An interdenominational Christian group, Fellowship of Christian Ministers In Nigeria (FCMN), has made a plea to President Muhammadu Buhari to fix the ailing economy and…

An interdenominational Christian group, Fellowship of Christian Ministers In Nigeria (FCMN), has made a plea to President Muhammadu Buhari to fix the ailing economy and arrest the scourge of terrorism bedeviling the nation.

Rising from its annual fasting and praying service at The New Apostolic Church, Ebutte -Metta, Lagos, the President, Rt. Revd. Dr. Olayemi Ogunniran, said the time has come to speak out and call a Spade a Spade.

He urged Buhari to be fair in all he does and leave the rest for God, as who does not fail.

Themed: Trust in God’s Infinite Mercy, the Conference took place at the 8, Jones Street, Apapa road, Oyingbo, Lagos.

“Peace cannot and should not be taken for granted. It is a precious value that requires cultivation and tending in every generation. Our citizenry have made it clear long since that the hard-won peace is their abiding wish. We need a renewal of political will so that new ways can be found to reconcile and unite individuals and communities,” the forum said in a statement.

While speaking to newsmen, the Secretary General, Rev J. Oluwasanmi, in the company of all EXCO members, said, “As citizens, and especially as Christians who hear of the Word of God addressed to us from the Holy Scriptures, we are called to listen to one another, and especially to victims of conflict in such a way that we achieve mutual understanding and esteem, and even to seeing in an enemy the face of a brother or sister”.

They also urged the government of President Buhari to note that “Peace cannot and should not be taken for granted.

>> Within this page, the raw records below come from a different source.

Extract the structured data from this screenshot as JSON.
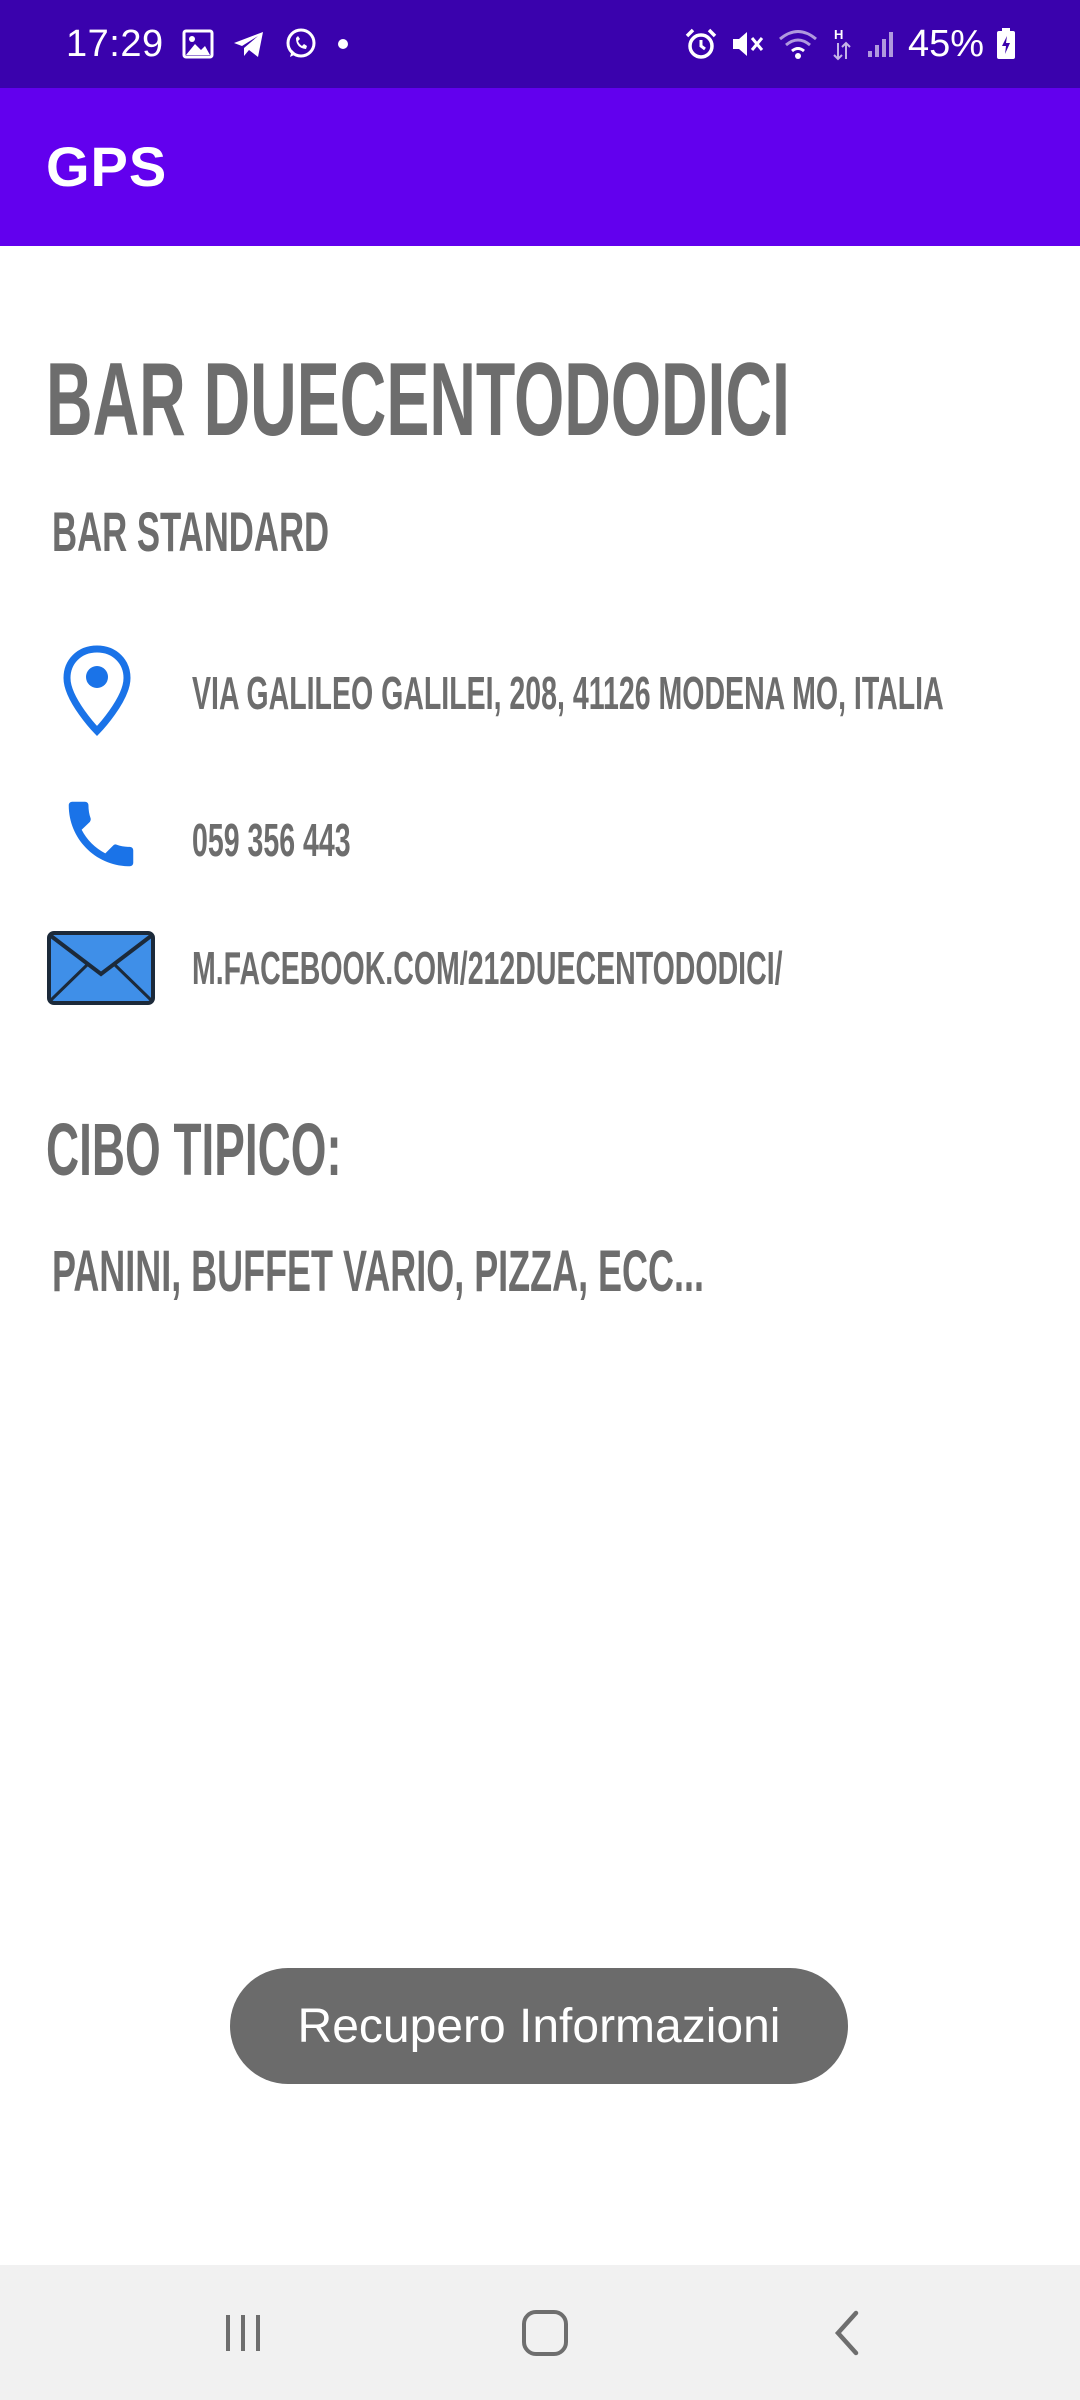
{
  "status_bar": {
    "time": "17:29",
    "battery": "45%",
    "notification_icons": [
      "image-icon",
      "telegram-icon",
      "whatsapp-icon",
      "dot-icon"
    ],
    "system_icons": [
      "alarm-icon",
      "mute-icon",
      "wifi-icon",
      "data-h-icon",
      "signal-icon",
      "battery-icon"
    ]
  },
  "app_bar": {
    "title": "GPS"
  },
  "place": {
    "name": "BAR DUECENTODODICI",
    "category": "BAR STANDARD",
    "address": "VIA GALILEO GALILEI, 208, 41126 MODENA MO, ITALIA",
    "phone": "059 356 443",
    "website": "M.FACEBOOK.COM/212DUECENTODODICI/"
  },
  "food": {
    "title": "CIBO TIPICO:",
    "items": "PANINI, BUFFET VARIO, PIZZA, ECC..."
  },
  "toast": {
    "message": "Recupero Informazioni"
  },
  "colors": {
    "status_bar": "#3a02ad",
    "app_bar": "#6200ee",
    "text_gray": "#6d6d6d",
    "icon_blue": "#1a73e8",
    "toast_bg": "#6b6b6b",
    "nav_bar_bg": "#f1f1f1"
  },
  "navigation": {
    "recents": "recents-icon",
    "home": "home-icon",
    "back": "back-icon"
  }
}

It is a precious value that requires cultivation and tending in every generation. This fact requires inculcation in the hearts and minds of our youth, lest some be misled by misguided glorification of violence as a political option. Our society as a whole can still benefit from taking to heart the statement that the opposite of peace, war, is fuelled by a perversion of relationships, by hegemonic ambitions, by abuses of power, by fear of others and by seeing diversity as an obstacle”.